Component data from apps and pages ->
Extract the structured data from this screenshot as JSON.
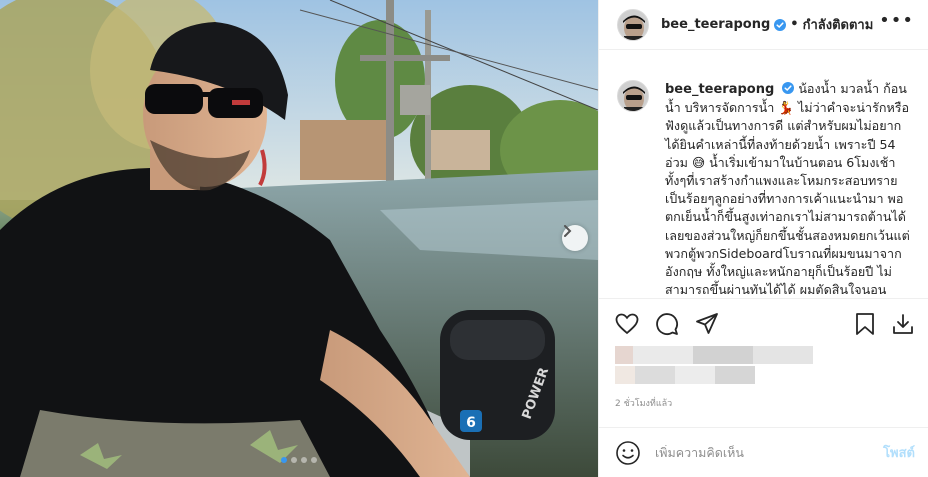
{
  "post": {
    "username": "bee_teerapong",
    "separator": "•",
    "follow_status": "กำลังติดตาม",
    "more_icon": "more-horizontal-icon",
    "caption_username": "bee_teerapong",
    "caption": "น้องน้ำ มวลน้ำ ก้อนน้ำ บริหารจัดการน้ำ 💃 ไม่ว่าคำจะน่ารักหรือฟังดูแล้วเป็นทางการดี แต่สำหรับผมไม่อยากได้ยินคำเหล่านี้ที่ลงท้ายด้วยน้ำ เพราะปี 54 อ่วม 😅 น้ำเริ่มเข้ามาในบ้านตอน 6โมงเช้า ทั้งๆที่เราสร้างกำแพงและโหมกระสอบทรายเป็นร้อยๆลูกอย่างที่ทางการเค้าแนะนำมา พอตกเย็นน้ำก็ขึ้นสูงเท่าอกเราไม่สามารถต้านได้เลยของส่วนใหญ่ก็ยกขึ้นชั้นสองหมดยกเว้นแต่พวกตู้พวกSideboardโบราณที่ผมขนมาจากอังกฤษ ทั้งใหญ่และหนักอายุก็เป็นร้อยปี ไม่สามารถขึ้นผ่านทันได้ได้ ผมตัดสินใจนอน",
    "timestamp": "2 ชั่วโมงที่แล้ว",
    "comment_placeholder": "เพิ่มความคิดเห็น",
    "post_button": "โพสต์"
  },
  "photo": {
    "motor_brand": "POWER",
    "motor_number": "6",
    "carousel_total": 4,
    "carousel_active": 1
  },
  "colors": {
    "verified_blue": "#3897f0",
    "post_button_disabled": "#b2dffc",
    "muted_text": "#8e8e8e"
  }
}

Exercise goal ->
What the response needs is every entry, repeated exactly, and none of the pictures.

Reply ->
Extract the structured data from this screenshot as JSON.
{
  "post": {
    "username": "bee_teerapong",
    "separator": "•",
    "follow_status": "กำลังติดตาม",
    "more_icon": "more-horizontal-icon",
    "caption_username": "bee_teerapong",
    "caption": "น้องน้ำ มวลน้ำ ก้อนน้ำ บริหารจัดการน้ำ 💃 ไม่ว่าคำจะน่ารักหรือฟังดูแล้วเป็นทางการดี แต่สำหรับผมไม่อยากได้ยินคำเหล่านี้ที่ลงท้ายด้วยน้ำ เพราะปี 54 อ่วม 😅 น้ำเริ่มเข้ามาในบ้านตอน 6โมงเช้า ทั้งๆที่เราสร้างกำแพงและโหมกระสอบทรายเป็นร้อยๆลูกอย่างที่ทางการเค้าแนะนำมา พอตกเย็นน้ำก็ขึ้นสูงเท่าอกเราไม่สามารถต้านได้เลยของส่วนใหญ่ก็ยกขึ้นชั้นสองหมดยกเว้นแต่พวกตู้พวกSideboardโบราณที่ผมขนมาจากอังกฤษ ทั้งใหญ่และหนักอายุก็เป็นร้อยปี ไม่สามารถขึ้นผ่านทันได้ได้ ผมตัดสินใจนอน",
    "timestamp": "2 ชั่วโมงที่แล้ว",
    "comment_placeholder": "เพิ่มความคิดเห็น",
    "post_button": "โพสต์"
  },
  "photo": {
    "motor_brand": "POWER",
    "motor_number": "6",
    "carousel_total": 4,
    "carousel_active": 1
  },
  "colors": {
    "verified_blue": "#3897f0",
    "post_button_disabled": "#b2dffc",
    "muted_text": "#8e8e8e"
  }
}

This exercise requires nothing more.